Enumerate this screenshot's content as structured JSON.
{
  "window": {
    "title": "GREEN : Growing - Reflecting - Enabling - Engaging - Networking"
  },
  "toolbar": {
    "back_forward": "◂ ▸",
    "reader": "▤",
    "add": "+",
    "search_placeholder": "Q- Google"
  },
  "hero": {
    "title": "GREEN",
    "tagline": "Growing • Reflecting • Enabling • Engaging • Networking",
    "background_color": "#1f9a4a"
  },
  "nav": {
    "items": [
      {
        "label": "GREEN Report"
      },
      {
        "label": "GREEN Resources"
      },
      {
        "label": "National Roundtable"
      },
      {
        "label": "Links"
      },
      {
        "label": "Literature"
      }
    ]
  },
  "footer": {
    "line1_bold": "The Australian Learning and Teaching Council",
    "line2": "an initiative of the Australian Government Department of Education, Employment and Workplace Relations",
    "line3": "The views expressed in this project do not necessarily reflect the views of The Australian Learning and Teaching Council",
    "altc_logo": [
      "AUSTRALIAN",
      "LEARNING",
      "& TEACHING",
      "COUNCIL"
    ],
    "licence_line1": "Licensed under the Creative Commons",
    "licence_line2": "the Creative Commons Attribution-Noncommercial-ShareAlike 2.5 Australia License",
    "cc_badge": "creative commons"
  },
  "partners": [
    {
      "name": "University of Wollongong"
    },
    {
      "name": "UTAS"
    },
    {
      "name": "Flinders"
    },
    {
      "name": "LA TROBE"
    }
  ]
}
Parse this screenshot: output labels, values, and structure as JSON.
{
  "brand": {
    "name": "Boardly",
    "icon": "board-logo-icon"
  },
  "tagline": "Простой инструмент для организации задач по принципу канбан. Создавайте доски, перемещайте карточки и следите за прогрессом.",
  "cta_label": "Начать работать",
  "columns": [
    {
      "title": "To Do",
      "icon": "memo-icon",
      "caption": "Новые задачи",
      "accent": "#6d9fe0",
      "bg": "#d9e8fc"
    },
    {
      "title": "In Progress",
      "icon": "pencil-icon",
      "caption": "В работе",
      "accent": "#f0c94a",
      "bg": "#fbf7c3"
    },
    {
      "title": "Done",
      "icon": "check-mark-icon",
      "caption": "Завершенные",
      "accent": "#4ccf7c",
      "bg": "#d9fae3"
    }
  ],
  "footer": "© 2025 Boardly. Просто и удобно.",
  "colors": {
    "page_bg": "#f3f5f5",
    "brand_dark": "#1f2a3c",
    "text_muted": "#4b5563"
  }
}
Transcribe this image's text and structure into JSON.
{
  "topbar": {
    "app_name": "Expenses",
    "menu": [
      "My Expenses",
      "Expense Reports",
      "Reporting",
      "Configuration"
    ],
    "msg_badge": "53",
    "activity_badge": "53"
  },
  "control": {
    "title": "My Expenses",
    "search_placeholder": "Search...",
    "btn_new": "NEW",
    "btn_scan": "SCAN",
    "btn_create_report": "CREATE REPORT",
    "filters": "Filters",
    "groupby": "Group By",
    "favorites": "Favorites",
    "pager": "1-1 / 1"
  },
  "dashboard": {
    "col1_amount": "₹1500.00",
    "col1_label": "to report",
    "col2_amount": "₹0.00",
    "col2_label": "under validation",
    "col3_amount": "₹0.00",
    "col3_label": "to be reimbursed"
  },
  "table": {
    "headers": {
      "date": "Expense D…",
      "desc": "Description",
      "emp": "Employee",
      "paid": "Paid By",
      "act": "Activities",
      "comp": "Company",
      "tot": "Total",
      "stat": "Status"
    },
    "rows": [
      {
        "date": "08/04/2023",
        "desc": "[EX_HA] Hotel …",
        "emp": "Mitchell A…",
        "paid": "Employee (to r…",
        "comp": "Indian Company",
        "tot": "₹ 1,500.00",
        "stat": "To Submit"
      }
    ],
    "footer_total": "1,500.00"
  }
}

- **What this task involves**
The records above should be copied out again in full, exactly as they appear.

- **Solved problem**
Enumerate this screenshot's content as structured JSON.
{
  "window": {
    "title": "GREEN : Growing - Reflecting - Enabling - Engaging - Networking"
  },
  "toolbar": {
    "back_forward": "◂ ▸",
    "reader": "▤",
    "add": "+",
    "search_placeholder": "Q- Google"
  },
  "hero": {
    "title": "GREEN",
    "tagline": "Growing • Reflecting • Enabling • Engaging • Networking",
    "background_color": "#1f9a4a"
  },
  "nav": {
    "items": [
      {
        "label": "GREEN Report"
      },
      {
        "label": "GREEN Resources"
      },
      {
        "label": "National Roundtable"
      },
      {
        "label": "Links"
      },
      {
        "label": "Literature"
      }
    ]
  },
  "footer": {
    "line1_bold": "The Australian Learning and Teaching Council",
    "line2": "an initiative of the Australian Government Department of Education, Employment and Workplace Relations",
    "line3": "The views expressed in this project do not necessarily reflect the views of The Australian Learning and Teaching Council",
    "altc_logo": [
      "AUSTRALIAN",
      "LEARNING",
      "& TEACHING",
      "COUNCIL"
    ],
    "licence_line1": "Licensed under the Creative Commons",
    "licence_line2": "the Creative Commons Attribution-Noncommercial-ShareAlike 2.5 Australia License",
    "cc_badge": "creative commons"
  },
  "partners": [
    {
      "name": "University of Wollongong"
    },
    {
      "name": "UTAS"
    },
    {
      "name": "Flinders"
    },
    {
      "name": "LA TROBE"
    }
  ]
}
Parse this screenshot: output labels, values, and structure as JSON.
{
  "brand": {
    "name": "Boardly",
    "icon": "board-logo-icon"
  },
  "tagline": "Простой инструмент для организации задач по принципу канбан. Создавайте доски, перемещайте карточки и следите за прогрессом.",
  "cta_label": "Начать работать",
  "columns": [
    {
      "title": "To Do",
      "icon": "memo-icon",
      "caption": "Новые задачи",
      "accent": "#6d9fe0",
      "bg": "#d9e8fc"
    },
    {
      "title": "In Progress",
      "icon": "pencil-icon",
      "caption": "В работе",
      "accent": "#f0c94a",
      "bg": "#fbf7c3"
    },
    {
      "title": "Done",
      "icon": "check-mark-icon",
      "caption": "Завершенные",
      "accent": "#4ccf7c",
      "bg": "#d9fae3"
    }
  ],
  "footer": "© 2025 Boardly. Просто и удобно.",
  "colors": {
    "page_bg": "#f3f5f5",
    "brand_dark": "#1f2a3c",
    "text_muted": "#4b5563"
  }
}
Transcribe this image's text and structure into JSON.
{
  "topbar": {
    "app_name": "Expenses",
    "menu": [
      "My Expenses",
      "Expense Reports",
      "Reporting",
      "Configuration"
    ],
    "msg_badge": "53",
    "activity_badge": "53"
  },
  "control": {
    "title": "My Expenses",
    "search_placeholder": "Search...",
    "btn_new": "NEW",
    "btn_scan": "SCAN",
    "btn_create_report": "CREATE REPORT",
    "filters": "Filters",
    "groupby": "Group By",
    "favorites": "Favorites",
    "pager": "1-1 / 1"
  },
  "dashboard": {
    "col1_amount": "₹1500.00",
    "col1_label": "to report",
    "col2_amount": "₹0.00",
    "col2_label": "under validation",
    "col3_amount": "₹0.00",
    "col3_label": "to be reimbursed"
  },
  "table": {
    "headers": {
      "date": "Expense D…",
      "desc": "Description",
      "emp": "Employee",
      "paid": "Paid By",
      "act": "Activities",
      "comp": "Company",
      "tot": "Total",
      "stat": "Status"
    },
    "rows": [
      {
        "date": "08/04/2023",
        "desc": "[EX_HA] Hotel …",
        "emp": "Mitchell A…",
        "paid": "Employee (to r…",
        "comp": "Indian Company",
        "tot": "₹ 1,500.00",
        "stat": "To Submit"
      }
    ],
    "footer_total": "1,500.00"
  }
}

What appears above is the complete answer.